_Activity_:
Find the string "from" in the entries and copy each line that has it.

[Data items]
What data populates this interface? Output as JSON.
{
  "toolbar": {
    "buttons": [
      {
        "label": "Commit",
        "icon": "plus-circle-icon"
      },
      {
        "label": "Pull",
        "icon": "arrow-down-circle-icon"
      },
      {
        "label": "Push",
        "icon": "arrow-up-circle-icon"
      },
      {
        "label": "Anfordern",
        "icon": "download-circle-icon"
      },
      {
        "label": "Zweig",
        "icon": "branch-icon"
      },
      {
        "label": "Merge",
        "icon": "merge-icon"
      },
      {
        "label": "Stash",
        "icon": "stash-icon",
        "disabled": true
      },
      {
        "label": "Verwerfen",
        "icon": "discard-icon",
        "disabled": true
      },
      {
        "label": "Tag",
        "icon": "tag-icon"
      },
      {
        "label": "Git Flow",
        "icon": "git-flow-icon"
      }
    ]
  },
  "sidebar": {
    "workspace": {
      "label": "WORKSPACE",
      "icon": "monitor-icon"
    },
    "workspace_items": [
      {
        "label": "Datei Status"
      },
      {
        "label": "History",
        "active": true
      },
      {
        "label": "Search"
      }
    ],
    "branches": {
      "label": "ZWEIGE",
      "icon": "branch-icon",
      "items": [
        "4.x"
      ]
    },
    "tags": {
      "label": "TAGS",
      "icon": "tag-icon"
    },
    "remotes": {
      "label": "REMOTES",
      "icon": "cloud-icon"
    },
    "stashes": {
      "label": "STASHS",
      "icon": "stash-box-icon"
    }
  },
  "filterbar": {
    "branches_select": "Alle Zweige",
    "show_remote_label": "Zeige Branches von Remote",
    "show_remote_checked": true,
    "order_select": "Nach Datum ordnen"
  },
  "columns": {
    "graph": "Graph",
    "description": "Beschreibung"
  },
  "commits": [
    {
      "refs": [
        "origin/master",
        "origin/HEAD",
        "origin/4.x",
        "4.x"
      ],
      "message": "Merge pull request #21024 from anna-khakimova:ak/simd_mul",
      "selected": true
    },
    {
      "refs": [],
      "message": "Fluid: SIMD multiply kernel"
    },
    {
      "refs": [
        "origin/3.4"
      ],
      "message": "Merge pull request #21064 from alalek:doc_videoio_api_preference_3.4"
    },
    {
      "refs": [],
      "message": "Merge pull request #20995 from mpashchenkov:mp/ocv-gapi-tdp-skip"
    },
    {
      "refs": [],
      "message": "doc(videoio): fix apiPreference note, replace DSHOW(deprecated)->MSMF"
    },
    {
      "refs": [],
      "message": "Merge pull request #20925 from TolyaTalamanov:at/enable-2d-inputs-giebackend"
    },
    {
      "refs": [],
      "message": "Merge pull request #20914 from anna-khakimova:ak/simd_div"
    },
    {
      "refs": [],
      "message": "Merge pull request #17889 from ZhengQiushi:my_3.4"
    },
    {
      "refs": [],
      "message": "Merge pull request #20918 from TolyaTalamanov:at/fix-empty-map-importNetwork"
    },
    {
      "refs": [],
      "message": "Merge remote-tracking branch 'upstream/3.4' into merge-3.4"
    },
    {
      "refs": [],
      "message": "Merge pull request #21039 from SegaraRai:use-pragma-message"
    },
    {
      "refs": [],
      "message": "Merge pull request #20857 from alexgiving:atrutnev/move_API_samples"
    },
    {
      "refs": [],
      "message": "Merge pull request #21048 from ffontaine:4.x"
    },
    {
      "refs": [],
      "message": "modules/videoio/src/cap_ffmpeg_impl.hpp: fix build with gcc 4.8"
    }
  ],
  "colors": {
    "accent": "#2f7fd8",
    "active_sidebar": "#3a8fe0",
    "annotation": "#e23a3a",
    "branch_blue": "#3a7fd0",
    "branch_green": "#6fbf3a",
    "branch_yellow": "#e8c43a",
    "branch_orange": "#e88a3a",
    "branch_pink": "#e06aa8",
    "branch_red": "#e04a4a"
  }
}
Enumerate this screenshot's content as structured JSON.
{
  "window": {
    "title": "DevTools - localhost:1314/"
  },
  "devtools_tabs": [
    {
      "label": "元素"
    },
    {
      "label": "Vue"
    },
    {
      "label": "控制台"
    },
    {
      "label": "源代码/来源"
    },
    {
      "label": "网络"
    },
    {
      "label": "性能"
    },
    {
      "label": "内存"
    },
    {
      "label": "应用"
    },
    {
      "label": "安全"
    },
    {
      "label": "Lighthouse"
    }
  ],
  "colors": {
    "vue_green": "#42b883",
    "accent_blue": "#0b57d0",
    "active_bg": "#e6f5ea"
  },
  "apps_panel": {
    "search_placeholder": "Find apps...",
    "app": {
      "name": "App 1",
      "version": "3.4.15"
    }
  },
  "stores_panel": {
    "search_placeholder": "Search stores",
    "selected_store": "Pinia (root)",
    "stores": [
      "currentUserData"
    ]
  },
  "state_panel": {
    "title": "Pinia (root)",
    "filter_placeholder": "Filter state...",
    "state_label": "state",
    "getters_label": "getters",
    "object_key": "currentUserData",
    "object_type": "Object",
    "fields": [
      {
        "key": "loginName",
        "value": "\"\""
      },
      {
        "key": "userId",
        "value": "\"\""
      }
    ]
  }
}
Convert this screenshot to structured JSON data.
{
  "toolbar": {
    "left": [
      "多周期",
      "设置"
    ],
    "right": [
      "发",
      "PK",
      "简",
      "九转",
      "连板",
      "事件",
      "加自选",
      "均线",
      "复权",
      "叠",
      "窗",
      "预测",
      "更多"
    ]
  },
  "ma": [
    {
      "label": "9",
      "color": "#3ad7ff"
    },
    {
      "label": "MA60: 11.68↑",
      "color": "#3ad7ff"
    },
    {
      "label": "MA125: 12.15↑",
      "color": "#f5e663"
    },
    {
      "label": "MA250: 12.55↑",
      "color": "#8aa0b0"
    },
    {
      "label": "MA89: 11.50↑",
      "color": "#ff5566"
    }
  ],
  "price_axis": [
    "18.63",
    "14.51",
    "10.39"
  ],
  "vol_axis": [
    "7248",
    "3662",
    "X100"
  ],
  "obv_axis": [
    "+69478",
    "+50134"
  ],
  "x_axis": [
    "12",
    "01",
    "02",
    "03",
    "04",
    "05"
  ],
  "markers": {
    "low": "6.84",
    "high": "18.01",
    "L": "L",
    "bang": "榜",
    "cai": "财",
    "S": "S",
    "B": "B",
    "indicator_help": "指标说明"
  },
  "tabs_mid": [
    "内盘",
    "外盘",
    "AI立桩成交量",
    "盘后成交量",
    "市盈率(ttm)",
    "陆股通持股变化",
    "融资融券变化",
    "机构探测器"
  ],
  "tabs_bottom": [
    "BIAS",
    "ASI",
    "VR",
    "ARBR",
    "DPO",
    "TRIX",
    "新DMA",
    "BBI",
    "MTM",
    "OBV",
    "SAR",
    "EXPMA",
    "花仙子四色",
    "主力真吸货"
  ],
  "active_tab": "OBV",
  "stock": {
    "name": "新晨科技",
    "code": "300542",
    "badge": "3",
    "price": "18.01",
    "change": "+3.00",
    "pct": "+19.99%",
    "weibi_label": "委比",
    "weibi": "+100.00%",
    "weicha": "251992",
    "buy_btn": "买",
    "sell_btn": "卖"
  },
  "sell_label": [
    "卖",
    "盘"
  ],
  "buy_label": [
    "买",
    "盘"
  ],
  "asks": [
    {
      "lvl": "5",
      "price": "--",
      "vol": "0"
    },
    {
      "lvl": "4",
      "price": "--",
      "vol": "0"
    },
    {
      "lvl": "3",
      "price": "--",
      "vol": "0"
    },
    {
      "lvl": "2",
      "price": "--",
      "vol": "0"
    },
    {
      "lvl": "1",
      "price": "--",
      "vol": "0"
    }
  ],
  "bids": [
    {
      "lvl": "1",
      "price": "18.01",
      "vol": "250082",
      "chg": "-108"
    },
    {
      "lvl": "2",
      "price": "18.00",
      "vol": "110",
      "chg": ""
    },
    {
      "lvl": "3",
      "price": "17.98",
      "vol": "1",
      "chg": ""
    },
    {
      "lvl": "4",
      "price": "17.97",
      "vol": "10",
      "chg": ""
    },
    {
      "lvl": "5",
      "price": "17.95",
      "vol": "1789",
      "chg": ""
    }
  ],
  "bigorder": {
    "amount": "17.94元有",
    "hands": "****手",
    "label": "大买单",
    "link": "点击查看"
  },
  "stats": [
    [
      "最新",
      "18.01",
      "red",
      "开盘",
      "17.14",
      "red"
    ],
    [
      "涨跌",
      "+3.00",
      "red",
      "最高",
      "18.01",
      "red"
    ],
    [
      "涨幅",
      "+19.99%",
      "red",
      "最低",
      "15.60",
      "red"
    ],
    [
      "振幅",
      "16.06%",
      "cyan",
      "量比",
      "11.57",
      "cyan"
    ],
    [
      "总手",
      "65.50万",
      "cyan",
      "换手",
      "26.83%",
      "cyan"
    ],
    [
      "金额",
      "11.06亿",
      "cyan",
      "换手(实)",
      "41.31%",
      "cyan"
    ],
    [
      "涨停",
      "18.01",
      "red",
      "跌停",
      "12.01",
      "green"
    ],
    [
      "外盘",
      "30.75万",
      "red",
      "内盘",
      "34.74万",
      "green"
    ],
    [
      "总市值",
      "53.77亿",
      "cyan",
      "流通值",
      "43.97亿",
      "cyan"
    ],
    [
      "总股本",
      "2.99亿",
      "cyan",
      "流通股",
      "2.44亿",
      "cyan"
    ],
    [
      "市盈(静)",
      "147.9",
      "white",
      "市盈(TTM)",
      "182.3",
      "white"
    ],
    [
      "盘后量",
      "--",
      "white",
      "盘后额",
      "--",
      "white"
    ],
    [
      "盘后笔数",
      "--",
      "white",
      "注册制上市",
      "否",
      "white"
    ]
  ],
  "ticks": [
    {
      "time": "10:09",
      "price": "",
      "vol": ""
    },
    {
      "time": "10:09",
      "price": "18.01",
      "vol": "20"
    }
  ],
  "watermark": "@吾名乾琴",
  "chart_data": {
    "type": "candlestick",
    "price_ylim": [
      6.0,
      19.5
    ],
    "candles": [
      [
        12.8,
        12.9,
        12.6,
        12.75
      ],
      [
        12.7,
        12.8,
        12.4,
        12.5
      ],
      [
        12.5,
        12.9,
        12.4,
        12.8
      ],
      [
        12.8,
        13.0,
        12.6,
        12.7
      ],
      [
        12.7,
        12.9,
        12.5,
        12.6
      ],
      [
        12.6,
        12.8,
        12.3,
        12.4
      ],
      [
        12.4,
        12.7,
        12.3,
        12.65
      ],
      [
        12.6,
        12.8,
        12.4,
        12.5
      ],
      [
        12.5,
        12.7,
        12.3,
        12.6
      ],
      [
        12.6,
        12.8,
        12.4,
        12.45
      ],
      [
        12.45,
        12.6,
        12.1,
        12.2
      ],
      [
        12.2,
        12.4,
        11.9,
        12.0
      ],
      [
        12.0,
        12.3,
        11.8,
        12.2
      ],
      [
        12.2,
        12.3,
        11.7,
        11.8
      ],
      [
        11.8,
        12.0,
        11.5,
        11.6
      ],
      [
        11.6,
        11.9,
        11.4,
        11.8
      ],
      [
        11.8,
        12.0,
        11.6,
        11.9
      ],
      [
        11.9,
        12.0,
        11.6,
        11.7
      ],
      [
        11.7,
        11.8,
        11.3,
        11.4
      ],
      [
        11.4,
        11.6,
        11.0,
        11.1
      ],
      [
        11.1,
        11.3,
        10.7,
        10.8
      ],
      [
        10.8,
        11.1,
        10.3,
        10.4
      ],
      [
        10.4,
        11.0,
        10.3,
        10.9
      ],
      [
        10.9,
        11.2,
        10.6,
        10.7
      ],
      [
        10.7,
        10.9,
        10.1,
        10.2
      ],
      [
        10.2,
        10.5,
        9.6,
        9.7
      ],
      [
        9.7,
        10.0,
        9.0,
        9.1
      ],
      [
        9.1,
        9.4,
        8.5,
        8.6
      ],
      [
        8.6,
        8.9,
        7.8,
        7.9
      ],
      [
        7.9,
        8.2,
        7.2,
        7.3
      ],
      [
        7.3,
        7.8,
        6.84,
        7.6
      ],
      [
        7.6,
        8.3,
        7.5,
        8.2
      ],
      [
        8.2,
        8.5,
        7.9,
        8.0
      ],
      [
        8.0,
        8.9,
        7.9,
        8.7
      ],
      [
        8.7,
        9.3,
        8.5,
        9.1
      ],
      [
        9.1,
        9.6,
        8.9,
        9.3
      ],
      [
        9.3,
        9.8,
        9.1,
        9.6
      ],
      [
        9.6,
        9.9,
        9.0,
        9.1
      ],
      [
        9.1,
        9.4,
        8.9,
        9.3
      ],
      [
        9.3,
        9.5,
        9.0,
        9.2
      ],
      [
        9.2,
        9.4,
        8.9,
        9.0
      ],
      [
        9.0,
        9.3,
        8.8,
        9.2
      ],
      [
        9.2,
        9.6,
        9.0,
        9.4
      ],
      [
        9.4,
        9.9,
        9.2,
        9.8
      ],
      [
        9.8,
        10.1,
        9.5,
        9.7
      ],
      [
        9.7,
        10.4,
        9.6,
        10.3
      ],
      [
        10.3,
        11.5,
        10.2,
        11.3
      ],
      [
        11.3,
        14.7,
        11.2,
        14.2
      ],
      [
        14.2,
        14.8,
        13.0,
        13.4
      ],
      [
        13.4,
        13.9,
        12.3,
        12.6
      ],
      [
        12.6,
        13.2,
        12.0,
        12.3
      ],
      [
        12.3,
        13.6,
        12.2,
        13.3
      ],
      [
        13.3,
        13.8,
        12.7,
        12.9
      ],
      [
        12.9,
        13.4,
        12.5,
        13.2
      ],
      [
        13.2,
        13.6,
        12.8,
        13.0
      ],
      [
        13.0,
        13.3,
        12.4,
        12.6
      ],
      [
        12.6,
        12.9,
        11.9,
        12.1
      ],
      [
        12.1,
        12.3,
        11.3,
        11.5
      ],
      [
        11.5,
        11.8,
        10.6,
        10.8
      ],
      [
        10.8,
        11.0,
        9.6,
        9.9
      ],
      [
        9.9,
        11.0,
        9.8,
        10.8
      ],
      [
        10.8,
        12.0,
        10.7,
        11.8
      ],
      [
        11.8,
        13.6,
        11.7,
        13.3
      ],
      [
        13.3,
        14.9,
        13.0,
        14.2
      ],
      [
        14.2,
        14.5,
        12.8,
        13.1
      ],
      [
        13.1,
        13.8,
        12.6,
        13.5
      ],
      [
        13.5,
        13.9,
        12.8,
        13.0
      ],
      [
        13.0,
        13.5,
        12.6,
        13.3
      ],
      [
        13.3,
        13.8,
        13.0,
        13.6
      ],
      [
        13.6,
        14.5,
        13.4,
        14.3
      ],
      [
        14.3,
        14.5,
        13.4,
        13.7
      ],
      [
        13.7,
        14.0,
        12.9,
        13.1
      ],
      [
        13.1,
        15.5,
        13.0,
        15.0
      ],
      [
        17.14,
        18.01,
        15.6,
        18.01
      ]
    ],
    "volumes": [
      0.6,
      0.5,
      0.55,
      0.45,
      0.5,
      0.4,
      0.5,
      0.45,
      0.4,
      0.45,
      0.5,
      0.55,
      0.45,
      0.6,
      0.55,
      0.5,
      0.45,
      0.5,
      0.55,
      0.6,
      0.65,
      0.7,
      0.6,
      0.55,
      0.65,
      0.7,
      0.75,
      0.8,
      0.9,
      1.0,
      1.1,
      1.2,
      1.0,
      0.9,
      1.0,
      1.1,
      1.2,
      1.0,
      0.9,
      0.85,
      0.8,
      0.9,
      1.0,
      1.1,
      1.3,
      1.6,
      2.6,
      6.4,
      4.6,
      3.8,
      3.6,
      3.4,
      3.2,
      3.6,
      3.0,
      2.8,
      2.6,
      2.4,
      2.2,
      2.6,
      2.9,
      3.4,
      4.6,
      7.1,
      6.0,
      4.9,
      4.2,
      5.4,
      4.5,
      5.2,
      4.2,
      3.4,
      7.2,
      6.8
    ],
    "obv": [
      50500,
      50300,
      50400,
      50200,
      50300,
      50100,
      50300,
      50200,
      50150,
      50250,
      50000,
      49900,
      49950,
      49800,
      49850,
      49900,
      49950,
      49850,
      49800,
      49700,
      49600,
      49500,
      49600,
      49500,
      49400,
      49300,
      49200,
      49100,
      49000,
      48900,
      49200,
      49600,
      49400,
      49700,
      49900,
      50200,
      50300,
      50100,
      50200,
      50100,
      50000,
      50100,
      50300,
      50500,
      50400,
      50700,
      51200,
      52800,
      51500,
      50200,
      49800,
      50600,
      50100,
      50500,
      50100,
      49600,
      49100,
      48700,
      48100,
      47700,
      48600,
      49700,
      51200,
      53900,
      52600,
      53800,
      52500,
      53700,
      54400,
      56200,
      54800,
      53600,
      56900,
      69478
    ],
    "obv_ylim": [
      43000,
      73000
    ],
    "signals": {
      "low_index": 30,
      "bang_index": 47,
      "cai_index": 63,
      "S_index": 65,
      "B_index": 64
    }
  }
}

_Response to the exercise_:
      "message": "Merge pull request #21024 from anna-khakimova:ak/simd_mul",
      "message": "Merge pull request #21064 from alalek:doc_videoio_api_preference_3.4"
      "message": "Merge pull request #20995 from mpashchenkov:mp/ocv-gapi-tdp-skip"
      "message": "Merge pull request #20925 from TolyaTalamanov:at/enable-2d-inputs-giebackend"
      "message": "Merge pull request #20914 from anna-khakimova:ak/simd_div"
      "message": "Merge pull request #17889 from ZhengQiushi:my_3.4"
      "message": "Merge pull request #20918 from TolyaTalamanov:at/fix-empty-map-importNetwork"
      "message": "Merge pull request #21039 from SegaraRai:use-pragma-message"
      "message": "Merge pull request #20857 from alexgiving:atrutnev/move_API_samples"
      "message": "Merge pull request #21048 from ffontaine:4.x"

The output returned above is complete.